# TASK BRIEF
Wherever the listing has a line with the string "Virtual", copy that line out.

(LISTED RECORDS Opens)

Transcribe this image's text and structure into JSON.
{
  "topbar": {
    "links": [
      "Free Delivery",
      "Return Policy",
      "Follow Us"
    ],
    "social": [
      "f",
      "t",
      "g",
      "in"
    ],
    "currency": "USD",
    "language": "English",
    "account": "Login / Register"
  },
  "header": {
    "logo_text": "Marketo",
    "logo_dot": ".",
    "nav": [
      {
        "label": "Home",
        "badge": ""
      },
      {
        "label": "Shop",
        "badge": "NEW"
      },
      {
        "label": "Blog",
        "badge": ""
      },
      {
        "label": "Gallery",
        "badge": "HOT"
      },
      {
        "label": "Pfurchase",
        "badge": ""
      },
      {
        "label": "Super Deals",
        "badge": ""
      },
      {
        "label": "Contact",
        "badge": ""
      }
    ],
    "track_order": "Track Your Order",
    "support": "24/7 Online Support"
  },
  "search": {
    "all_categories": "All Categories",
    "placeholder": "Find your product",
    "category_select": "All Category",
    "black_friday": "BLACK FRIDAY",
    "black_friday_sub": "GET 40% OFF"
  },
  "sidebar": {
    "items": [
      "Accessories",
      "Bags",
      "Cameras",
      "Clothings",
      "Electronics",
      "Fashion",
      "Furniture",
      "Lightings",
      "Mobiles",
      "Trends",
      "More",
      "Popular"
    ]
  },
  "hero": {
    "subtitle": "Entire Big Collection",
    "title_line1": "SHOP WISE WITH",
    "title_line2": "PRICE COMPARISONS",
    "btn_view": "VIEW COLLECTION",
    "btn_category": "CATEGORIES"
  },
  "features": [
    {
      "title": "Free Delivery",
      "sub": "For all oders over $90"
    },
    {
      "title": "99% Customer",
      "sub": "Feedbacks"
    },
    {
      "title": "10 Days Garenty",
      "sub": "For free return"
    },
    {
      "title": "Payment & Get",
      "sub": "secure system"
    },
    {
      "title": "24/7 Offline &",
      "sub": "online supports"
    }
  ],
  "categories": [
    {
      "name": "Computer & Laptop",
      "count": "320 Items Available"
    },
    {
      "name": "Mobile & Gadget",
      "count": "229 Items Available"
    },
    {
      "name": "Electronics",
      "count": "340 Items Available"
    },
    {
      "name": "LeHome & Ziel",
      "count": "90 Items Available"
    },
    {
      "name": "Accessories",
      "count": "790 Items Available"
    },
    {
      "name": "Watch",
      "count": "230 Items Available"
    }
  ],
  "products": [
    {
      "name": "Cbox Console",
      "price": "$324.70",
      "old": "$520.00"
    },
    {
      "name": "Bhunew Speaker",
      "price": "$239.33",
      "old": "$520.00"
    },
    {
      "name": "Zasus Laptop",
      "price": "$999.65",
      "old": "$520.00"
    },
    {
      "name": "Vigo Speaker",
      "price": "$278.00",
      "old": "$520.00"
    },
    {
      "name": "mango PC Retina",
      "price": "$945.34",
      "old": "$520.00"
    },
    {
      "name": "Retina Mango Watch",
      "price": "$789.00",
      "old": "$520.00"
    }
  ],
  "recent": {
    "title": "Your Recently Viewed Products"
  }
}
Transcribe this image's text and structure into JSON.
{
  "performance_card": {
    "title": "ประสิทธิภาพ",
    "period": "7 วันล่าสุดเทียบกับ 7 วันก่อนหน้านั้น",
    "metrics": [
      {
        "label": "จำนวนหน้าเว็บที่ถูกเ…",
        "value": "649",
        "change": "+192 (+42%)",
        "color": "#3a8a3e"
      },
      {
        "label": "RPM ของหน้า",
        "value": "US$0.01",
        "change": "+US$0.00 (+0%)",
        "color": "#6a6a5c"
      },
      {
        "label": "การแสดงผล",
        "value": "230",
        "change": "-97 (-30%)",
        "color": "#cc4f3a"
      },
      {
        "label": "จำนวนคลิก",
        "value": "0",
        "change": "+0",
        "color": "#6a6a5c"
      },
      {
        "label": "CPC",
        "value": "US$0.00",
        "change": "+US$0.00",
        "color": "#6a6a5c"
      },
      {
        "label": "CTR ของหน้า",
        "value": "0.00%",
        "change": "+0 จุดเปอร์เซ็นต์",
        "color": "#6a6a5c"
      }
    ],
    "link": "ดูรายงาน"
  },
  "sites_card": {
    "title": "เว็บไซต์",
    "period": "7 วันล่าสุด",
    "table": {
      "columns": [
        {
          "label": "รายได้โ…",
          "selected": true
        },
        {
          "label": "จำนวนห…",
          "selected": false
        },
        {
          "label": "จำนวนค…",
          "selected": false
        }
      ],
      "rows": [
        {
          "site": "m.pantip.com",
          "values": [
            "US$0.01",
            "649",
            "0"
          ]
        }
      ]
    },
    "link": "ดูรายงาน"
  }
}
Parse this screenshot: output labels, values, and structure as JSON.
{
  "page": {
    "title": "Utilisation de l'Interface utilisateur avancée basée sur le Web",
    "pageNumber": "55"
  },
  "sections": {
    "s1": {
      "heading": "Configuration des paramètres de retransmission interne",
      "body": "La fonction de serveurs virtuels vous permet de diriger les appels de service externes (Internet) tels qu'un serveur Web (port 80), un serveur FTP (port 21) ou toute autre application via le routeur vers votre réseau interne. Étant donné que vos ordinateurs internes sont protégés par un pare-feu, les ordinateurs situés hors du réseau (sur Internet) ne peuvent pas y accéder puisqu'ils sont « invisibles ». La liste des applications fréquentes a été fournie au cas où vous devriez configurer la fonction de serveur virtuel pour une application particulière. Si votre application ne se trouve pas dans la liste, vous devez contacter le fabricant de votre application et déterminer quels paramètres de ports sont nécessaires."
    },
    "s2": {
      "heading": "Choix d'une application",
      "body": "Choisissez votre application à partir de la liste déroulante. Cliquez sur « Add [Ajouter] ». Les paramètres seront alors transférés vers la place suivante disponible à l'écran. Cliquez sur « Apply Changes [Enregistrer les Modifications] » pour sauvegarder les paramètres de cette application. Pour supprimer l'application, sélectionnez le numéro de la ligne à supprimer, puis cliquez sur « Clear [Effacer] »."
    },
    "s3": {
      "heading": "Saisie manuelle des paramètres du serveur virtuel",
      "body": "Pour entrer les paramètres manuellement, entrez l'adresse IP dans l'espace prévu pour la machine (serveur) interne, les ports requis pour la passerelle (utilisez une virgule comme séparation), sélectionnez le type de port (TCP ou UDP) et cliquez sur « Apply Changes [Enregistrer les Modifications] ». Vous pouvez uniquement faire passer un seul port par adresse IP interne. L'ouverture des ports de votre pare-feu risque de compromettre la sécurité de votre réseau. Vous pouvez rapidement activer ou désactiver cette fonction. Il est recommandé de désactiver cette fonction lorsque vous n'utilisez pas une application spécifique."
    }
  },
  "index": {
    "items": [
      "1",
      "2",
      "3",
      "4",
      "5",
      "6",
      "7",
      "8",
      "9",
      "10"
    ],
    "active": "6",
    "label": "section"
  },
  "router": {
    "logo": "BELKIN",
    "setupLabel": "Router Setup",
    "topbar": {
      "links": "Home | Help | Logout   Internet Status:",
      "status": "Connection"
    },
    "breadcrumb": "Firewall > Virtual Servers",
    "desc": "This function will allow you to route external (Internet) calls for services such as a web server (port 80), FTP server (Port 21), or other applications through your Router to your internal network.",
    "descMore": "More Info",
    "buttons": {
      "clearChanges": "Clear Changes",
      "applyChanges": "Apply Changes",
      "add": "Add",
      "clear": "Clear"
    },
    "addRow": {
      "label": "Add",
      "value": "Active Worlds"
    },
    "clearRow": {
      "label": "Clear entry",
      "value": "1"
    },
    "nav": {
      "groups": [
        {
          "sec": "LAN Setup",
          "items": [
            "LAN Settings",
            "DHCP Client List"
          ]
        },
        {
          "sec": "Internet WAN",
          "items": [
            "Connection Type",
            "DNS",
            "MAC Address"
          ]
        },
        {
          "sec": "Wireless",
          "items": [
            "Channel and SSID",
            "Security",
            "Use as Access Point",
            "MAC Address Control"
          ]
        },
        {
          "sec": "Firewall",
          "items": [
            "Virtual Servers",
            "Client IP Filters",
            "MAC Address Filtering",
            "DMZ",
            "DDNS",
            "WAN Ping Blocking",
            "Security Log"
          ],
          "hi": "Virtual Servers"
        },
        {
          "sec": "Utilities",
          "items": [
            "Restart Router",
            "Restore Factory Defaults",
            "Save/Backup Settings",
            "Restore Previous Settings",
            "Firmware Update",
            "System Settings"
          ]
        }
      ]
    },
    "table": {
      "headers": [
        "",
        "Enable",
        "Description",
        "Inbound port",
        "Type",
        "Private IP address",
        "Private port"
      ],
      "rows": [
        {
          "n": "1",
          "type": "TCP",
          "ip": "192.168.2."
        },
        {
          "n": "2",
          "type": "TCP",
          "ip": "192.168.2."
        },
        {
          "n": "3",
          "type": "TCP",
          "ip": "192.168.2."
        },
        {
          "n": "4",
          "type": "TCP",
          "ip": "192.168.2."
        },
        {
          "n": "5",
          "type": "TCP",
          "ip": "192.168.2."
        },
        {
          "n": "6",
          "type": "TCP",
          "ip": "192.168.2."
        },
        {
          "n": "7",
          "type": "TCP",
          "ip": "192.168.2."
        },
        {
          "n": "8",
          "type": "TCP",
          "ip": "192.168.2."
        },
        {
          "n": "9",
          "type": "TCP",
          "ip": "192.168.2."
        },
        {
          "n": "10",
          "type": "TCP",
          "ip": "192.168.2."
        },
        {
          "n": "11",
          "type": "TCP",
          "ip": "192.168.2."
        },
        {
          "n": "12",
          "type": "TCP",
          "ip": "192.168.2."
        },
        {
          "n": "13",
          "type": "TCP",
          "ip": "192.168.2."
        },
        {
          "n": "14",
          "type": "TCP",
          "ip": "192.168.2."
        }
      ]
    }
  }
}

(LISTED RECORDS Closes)

# SOLUTION TO THIS PROBLEM
    "breadcrumb": "Firewall > Virtual Servers",
            "Virtual Servers",
          "hi": "Virtual Servers"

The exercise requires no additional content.